Barrett believes that the officers’ students can benefit from their real-life accounts of what can go wrong, from injuries to deaths, when drivers fail to obey the laws or follow what they’re taught. He also noted that, as police officers, they have an advantage in anticipating new laws for which they can prepare their students.
“When laws change, we’re the first ones who are up to speed,” Barrett said. “If something’s coming down the pipe six months from now, we can keep that in mind in our lessons.”
Barrett likewise cited the passion that he and his fellow officers have for passing on their knowledge.
“We’ve had all this training invested in us and we want to give it back,” Barrett said. “We want to prevent collisions. We all live around here too.”
“We have a vested interest in stopping avoidable accidents,” Johnstone said.
According to Johnstone, the Marysville branch of the 911 Driving School is ideally located to serve Arlington, Lakewood and Stanwood as well.
“It’s a good area for driver training,” Barrett said. “There’s residential neighborhoods, a nearby freeway, busy intersections and railroad crossings.
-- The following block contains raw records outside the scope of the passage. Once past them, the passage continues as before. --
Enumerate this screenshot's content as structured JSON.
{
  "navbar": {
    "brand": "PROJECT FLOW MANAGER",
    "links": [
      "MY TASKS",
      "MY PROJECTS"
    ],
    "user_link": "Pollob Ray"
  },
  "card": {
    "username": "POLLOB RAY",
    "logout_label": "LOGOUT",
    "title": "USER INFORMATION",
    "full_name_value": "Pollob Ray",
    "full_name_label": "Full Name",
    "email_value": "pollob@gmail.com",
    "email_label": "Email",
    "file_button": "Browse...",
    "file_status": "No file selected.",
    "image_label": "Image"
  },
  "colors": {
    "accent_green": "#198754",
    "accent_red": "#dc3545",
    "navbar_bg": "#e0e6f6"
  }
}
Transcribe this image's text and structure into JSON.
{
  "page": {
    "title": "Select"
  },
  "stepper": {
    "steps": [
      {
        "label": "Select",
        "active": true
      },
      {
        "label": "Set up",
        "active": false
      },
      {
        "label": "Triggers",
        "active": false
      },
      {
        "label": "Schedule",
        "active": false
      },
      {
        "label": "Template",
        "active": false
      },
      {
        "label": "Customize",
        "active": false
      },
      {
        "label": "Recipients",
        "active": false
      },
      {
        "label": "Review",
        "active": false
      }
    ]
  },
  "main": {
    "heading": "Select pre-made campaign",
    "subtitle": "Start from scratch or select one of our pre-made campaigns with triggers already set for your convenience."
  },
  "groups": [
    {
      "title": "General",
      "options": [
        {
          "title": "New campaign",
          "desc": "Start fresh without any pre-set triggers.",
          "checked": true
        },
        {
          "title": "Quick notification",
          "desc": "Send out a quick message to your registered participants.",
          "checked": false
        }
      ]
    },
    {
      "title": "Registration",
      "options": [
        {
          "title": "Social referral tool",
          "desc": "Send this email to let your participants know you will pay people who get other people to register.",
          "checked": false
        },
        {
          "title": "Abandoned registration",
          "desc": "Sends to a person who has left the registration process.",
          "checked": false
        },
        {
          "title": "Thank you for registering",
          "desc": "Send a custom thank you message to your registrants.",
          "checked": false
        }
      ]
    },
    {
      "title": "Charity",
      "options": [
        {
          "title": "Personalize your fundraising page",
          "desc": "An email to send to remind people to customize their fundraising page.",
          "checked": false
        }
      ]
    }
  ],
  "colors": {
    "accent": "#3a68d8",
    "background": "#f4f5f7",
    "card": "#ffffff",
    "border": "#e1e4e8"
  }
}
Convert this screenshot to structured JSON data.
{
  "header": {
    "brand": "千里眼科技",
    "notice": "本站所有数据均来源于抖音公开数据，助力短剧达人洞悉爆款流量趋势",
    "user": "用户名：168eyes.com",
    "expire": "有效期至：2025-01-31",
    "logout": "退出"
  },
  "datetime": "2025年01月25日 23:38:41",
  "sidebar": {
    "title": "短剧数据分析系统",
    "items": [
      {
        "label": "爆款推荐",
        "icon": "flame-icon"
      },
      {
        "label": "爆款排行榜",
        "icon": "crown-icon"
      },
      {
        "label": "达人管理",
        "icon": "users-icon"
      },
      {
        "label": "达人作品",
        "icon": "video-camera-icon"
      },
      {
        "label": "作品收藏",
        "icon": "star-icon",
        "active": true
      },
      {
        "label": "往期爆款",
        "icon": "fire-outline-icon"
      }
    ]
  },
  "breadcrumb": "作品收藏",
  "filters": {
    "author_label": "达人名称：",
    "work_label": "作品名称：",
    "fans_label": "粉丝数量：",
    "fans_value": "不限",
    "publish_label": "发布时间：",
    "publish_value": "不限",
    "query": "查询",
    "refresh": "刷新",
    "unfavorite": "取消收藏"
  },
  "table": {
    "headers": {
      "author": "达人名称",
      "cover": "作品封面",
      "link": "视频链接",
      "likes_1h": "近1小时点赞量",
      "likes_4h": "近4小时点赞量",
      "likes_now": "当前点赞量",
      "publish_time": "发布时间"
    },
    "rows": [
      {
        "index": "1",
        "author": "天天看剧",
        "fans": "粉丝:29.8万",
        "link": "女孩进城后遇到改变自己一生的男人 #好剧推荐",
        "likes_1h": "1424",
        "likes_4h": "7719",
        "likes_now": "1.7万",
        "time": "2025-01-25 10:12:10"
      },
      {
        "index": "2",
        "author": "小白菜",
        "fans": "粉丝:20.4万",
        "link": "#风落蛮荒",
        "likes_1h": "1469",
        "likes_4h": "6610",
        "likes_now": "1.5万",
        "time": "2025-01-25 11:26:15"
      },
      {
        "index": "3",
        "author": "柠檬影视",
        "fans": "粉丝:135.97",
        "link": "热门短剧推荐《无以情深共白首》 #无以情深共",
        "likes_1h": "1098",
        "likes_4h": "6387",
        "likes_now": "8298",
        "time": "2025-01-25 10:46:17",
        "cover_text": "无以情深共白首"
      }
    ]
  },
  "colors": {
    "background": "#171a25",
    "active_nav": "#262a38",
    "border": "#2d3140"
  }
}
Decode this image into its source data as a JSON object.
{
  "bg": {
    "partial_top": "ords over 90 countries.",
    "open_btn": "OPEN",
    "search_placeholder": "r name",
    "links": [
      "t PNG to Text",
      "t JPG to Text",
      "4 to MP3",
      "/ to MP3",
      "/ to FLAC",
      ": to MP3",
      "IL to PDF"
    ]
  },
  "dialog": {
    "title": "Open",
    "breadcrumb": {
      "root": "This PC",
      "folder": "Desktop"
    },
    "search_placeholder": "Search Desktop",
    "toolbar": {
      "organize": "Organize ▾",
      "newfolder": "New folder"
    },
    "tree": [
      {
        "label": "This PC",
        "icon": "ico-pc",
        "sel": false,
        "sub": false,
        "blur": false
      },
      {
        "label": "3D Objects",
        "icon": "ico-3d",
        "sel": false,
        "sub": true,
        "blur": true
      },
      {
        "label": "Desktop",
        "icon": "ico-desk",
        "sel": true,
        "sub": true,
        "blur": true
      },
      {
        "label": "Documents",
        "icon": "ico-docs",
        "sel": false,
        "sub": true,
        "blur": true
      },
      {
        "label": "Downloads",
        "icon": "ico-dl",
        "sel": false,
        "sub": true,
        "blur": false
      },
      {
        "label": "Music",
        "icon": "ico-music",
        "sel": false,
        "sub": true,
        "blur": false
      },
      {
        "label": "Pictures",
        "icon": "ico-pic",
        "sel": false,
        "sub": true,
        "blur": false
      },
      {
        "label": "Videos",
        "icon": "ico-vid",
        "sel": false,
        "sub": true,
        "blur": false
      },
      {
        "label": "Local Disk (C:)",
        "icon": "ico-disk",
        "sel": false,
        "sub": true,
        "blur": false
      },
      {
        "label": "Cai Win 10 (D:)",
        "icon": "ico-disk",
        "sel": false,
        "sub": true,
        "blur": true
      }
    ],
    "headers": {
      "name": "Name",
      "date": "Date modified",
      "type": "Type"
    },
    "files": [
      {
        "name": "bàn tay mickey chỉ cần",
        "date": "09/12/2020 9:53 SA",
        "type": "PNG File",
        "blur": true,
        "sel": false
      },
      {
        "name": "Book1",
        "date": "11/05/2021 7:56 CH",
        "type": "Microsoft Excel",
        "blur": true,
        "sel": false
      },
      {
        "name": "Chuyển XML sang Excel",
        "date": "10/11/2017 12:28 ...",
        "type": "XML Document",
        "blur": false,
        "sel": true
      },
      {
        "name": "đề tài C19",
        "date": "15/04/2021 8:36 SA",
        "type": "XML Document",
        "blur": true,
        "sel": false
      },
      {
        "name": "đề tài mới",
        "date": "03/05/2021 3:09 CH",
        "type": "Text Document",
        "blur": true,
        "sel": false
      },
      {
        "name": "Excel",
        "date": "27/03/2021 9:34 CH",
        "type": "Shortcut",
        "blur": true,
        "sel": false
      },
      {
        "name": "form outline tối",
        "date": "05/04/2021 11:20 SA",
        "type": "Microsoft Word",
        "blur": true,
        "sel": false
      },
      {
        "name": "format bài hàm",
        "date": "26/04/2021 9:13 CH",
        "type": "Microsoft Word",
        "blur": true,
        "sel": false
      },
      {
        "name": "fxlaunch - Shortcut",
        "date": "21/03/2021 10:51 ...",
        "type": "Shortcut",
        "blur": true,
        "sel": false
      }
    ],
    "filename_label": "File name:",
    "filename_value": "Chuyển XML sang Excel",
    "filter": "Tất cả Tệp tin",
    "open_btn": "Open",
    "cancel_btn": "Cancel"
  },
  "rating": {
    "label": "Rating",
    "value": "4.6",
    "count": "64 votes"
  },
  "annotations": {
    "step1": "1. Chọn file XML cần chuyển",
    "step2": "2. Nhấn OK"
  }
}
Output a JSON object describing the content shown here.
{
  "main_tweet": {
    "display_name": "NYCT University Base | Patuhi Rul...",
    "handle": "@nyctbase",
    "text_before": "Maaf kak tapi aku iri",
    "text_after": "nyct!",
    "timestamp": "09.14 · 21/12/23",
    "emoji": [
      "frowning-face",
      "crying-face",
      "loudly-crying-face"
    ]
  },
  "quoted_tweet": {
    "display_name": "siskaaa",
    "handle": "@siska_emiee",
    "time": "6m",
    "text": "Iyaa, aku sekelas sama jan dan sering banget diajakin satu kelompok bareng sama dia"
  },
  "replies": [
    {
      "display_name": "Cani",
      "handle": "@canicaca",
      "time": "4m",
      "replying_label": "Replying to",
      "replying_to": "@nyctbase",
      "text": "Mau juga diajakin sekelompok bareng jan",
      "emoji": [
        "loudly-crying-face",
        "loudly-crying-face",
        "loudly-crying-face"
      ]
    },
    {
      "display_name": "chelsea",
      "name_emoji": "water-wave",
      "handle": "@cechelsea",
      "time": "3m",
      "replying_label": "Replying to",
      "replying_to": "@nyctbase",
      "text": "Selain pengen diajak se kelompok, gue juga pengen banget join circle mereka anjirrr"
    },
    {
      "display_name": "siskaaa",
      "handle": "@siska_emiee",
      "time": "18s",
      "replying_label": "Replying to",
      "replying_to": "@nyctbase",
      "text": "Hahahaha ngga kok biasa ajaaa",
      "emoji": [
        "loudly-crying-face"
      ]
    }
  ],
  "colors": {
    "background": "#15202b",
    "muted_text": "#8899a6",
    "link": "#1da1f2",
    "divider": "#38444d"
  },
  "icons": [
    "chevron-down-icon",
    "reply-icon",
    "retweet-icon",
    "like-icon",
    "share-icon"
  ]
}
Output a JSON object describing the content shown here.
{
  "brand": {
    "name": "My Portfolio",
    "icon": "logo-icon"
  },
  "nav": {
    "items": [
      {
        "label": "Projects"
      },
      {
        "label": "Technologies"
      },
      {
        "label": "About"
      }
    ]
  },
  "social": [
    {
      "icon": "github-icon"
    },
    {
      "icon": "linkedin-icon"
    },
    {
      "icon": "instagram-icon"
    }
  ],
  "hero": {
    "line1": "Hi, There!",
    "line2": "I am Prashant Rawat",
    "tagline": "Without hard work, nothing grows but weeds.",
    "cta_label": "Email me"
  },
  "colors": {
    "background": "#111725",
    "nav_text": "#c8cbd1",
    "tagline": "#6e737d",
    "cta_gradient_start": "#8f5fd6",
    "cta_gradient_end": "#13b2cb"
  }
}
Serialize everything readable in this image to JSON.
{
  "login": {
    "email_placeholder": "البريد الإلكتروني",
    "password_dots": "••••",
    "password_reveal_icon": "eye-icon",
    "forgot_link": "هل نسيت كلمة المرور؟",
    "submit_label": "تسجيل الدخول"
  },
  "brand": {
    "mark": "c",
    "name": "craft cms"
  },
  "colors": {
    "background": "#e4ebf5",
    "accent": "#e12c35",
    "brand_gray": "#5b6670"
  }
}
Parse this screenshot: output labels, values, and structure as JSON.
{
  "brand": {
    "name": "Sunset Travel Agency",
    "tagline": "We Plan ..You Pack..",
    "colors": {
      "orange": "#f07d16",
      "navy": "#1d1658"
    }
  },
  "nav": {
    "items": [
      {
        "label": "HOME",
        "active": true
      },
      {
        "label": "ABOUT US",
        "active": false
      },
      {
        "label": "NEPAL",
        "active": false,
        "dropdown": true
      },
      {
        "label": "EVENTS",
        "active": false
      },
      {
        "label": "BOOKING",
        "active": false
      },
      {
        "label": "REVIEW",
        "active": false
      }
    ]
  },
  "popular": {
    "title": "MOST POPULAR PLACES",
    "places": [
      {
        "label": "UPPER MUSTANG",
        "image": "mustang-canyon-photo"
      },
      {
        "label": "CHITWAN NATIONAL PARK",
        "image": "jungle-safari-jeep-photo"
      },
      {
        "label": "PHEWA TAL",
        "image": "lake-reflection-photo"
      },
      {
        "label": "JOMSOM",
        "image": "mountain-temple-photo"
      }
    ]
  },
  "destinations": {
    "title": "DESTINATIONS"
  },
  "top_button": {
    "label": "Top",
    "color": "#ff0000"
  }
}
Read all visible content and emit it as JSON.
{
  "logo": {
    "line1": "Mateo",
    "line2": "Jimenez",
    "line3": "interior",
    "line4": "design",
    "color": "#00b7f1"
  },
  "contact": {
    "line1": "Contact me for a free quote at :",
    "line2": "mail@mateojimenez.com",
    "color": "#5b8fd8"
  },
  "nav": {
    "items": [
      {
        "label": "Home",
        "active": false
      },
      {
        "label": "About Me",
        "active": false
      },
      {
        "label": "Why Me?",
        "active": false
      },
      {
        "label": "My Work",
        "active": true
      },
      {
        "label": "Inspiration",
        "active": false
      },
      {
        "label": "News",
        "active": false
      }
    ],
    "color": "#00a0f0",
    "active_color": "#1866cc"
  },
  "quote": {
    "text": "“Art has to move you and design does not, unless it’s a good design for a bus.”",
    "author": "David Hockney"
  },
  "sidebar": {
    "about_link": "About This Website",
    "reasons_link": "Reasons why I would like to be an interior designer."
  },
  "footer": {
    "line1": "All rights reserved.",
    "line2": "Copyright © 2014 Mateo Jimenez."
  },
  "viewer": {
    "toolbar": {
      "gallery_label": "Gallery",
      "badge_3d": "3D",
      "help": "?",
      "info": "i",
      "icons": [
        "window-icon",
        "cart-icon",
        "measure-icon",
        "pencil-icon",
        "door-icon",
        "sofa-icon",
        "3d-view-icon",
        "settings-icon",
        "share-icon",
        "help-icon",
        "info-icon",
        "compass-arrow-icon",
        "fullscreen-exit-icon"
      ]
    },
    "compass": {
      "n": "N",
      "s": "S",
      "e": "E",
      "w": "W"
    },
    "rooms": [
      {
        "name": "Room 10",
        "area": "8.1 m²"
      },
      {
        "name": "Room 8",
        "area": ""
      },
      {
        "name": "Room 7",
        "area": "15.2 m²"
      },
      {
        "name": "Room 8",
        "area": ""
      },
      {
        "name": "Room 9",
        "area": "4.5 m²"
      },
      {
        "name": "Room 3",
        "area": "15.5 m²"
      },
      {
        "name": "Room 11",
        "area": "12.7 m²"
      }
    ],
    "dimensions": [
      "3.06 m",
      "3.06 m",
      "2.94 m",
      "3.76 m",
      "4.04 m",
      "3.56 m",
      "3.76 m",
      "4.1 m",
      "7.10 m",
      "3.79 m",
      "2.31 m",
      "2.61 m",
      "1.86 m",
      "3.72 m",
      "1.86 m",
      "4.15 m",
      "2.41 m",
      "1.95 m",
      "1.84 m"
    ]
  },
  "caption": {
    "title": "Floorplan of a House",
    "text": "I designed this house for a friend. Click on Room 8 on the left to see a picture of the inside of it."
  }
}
You can experience a lot of different aspects of driving.”
Rick McNeek, corporate director of marketing for the 911 Driving School, praised the commitment of police officers, but for Barrett it’s simply a matter that hits close to home.
“Most accidents are due to driver error,” Barrett said. “If we can do this, we’ll not only make you safer, but we’ll be safer and so will our families.”
The Marysville branch of the 911 Driving School is not yet open, but it’s located in Suite D at 11603 State Ave.Contact Marysville Globe Reporter Kirk Boxleitner at firstname.lastname@example.org or 360-659-1300 Ext. 5052.